The night before last I stayed up too late to watch Burnt Offerings, a movie I'd been curious about since I was a kid, because the T.V. commercial scared me and images from it have stayed with me. Digression alley: I was talking to a friend at the party about old horror movie ads that scared us, these invariably only ran on the local NYC syndication-heavy channels, mainly WOR (ch 9) iirc. I distinctly remember being terrified of the ads for Phantasm, Dawn of the Dead, Suspiria, Chosen Survivors, Zombie...there were certainly others but the memory banks are failing. Maniac, I think, that loathsome Joe Spinell mess. Mother's Day, for sure, and It's Alive. Anyway, Burnt Offerings -- no great reputation, some folks hate it (some folks hate apple pie and babies, though), but I figured I'd get it under the belt after all these years of wondering what it's all about. I ended up liking it for the most part, it has some unsettling moments, I don't mind the slow burn, the kid actor isn't irritating, and comparing it to The Shining -- which Burnt Offerings and the book it was based on predates --  is interesting.
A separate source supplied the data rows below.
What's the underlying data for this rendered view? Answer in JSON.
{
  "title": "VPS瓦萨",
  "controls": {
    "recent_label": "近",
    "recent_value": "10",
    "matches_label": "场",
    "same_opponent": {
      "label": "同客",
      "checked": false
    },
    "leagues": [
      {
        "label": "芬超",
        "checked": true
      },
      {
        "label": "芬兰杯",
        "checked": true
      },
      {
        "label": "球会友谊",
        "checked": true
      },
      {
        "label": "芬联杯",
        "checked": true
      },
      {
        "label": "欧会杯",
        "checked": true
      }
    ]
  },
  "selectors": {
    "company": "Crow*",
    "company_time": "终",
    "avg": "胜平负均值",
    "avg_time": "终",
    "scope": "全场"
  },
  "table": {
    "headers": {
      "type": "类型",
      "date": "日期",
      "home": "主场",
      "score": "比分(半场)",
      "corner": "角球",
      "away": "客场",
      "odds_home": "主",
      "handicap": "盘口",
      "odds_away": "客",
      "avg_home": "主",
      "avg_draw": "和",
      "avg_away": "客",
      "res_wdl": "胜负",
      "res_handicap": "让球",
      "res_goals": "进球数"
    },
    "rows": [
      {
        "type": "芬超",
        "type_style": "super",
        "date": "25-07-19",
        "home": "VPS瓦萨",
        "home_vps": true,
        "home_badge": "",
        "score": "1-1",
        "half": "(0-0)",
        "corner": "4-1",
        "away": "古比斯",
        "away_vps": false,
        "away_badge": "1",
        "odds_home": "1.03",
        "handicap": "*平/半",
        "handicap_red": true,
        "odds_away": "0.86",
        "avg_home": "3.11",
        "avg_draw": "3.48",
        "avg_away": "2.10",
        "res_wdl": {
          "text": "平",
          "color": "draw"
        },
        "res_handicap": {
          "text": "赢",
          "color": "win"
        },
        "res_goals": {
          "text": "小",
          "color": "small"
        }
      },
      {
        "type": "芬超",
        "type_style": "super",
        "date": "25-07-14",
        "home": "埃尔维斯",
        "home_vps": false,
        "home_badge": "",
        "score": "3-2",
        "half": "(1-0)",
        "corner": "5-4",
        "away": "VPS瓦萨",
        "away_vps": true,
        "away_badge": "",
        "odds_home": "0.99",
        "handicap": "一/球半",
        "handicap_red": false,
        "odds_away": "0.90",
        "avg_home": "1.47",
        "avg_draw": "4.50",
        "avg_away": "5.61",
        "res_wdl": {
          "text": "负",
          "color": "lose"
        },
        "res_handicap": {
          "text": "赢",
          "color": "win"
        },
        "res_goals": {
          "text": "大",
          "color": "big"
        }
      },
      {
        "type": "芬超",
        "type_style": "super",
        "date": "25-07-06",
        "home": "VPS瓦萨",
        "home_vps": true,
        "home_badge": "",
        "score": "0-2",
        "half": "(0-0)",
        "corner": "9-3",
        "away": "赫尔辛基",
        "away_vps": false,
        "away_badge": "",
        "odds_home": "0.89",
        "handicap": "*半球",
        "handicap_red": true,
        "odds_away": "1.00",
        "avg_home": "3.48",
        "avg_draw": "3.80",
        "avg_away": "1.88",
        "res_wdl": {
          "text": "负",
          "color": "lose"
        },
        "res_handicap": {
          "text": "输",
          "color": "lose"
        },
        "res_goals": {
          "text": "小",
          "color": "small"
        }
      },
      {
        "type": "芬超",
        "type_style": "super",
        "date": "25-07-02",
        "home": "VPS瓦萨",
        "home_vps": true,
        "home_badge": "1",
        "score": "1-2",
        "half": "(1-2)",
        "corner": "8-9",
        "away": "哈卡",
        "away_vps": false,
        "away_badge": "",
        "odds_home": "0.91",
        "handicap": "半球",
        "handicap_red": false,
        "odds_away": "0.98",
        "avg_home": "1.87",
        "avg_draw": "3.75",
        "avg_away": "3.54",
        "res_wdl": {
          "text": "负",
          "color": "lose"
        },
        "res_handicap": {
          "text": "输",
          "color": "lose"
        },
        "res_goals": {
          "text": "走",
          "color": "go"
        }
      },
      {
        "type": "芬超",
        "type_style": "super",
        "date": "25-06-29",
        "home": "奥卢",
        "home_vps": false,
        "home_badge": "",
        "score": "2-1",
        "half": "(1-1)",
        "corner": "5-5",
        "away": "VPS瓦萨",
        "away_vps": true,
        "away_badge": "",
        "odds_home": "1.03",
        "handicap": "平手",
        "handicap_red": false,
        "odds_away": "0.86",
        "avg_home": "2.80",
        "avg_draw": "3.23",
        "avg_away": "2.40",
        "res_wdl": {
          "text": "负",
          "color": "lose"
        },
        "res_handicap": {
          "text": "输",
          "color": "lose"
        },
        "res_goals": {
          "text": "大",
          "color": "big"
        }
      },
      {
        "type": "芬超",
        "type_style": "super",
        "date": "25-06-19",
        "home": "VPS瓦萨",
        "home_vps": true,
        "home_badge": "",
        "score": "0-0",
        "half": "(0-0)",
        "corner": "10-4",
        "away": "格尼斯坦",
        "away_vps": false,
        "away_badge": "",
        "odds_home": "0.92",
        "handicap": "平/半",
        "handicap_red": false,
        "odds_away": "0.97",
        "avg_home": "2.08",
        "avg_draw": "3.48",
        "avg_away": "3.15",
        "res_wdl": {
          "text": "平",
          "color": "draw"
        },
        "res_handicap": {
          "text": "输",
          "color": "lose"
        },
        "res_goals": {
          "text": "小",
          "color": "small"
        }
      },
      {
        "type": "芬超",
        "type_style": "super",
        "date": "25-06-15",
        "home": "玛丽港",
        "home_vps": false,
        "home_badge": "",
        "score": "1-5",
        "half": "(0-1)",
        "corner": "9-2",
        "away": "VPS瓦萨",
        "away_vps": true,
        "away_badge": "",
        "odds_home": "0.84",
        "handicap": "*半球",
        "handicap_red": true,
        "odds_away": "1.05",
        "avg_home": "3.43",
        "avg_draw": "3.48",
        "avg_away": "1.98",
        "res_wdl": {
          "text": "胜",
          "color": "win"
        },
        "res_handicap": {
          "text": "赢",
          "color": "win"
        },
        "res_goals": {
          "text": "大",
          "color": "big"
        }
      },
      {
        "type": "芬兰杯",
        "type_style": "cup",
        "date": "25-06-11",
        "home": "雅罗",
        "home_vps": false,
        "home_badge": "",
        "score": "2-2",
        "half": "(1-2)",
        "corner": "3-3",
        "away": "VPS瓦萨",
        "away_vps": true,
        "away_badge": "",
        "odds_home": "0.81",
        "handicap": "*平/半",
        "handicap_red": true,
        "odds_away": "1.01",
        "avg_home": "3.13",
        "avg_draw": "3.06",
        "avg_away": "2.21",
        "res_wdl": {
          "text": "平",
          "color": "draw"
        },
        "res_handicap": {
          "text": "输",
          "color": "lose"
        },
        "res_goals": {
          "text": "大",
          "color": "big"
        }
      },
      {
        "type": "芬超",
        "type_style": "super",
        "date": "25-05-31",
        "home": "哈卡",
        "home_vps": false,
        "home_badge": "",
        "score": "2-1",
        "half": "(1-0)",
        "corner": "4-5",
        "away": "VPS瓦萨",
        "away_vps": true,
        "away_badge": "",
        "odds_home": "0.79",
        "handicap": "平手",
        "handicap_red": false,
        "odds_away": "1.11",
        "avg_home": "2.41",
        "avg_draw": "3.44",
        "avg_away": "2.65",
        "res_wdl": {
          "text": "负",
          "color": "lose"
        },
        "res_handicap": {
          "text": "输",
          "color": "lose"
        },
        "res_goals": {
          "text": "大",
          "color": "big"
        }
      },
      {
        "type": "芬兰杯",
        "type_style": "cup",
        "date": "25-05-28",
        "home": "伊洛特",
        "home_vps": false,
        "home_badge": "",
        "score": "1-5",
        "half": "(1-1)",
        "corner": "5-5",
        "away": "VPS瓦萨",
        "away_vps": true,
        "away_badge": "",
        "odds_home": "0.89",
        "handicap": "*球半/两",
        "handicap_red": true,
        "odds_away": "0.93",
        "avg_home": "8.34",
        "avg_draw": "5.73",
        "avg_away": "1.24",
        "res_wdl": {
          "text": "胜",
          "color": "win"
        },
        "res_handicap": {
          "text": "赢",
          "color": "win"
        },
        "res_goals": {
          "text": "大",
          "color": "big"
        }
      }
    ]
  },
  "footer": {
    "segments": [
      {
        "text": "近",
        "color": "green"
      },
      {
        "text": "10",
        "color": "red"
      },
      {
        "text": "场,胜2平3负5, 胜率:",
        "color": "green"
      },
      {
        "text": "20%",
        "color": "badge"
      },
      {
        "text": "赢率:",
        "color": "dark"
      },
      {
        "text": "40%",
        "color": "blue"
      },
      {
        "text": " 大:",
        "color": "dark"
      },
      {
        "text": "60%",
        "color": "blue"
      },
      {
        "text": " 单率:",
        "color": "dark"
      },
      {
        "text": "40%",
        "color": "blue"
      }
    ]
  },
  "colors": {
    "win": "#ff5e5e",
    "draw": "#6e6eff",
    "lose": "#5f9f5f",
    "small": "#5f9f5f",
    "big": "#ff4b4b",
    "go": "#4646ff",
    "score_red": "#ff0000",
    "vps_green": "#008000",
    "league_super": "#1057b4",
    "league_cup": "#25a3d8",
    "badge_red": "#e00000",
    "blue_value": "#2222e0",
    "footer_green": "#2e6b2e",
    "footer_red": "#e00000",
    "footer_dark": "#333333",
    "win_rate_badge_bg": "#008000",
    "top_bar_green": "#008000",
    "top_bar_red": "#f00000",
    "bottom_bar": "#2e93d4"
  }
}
Supposedly Stephen King has said the book was an influence, certain elements are certainly there -- small family in big, troubled house, relationships fray as obsession and possession and the supernatural crap kicks in, the caretaking element, a son in danger from his father, dangerous plant life, etc. It's not spectacular and it's slow, you'll yell at the characters to just leave the friggin' house at some point,  and Oliver Reed's sweating might distract you more than Karen Black's eye. Reed is actually the rational one (!) but like Nicholson in The Shining, he brings baggage to the role and you keep wondering when he'll go bugnuts. I think Reed, Black and Bette Davis chew up less of the scenery than one would expect (they do bite off quite a bit), and despite the big names and familiar faces (Dub Taylor -- who the hell puts Dub Taylor in a horror movie even for five minutes? Hubba Bubba!) it didn't feel like one of those schlock horrors where some know actors are slumming through and you can't pay attention because you keep thinking, "Holy shit, there's Jack Palance -- what's he doing here?" Acting honors go to Eileen Heckart for a short but crucial turn as one of the home's owners, sister to the hamming it up Burgess Meredith in a wheelchair ("Holy shit -- what's he doing here?").  He does the typical creepy old dude thing that, if I were dealing with him, would make me walk quickly to my car and get the hell out of the place. Heckart manages to do the "I've got a secret, heh heh heh" bit really nicely, putting a more urbane and modern spin on what's usually a gothic old crone routine. She's like an evil real estate agent just barely hiding a smirk as she sells someone on a very sour lemon, a fairly banal take on evil that really worked for me. Anyway, no great shakes, you'll guess some plot points way ahead of the characters, but I think it's a decent spook bit.

Earlier this week I watched Ghoulies because I'm an idiot and while it wasn't what I expected it was as bad and stupid as I expected. I did laugh a bunch of times and enjoyed the cheesy 80's-ness of it all.

Hoping I get enough work done today to justify seeing another potential piece of whatever. Feel free to chime in with whatever you've watched in the last day or two for the season, or what you have lined up for Halloween night.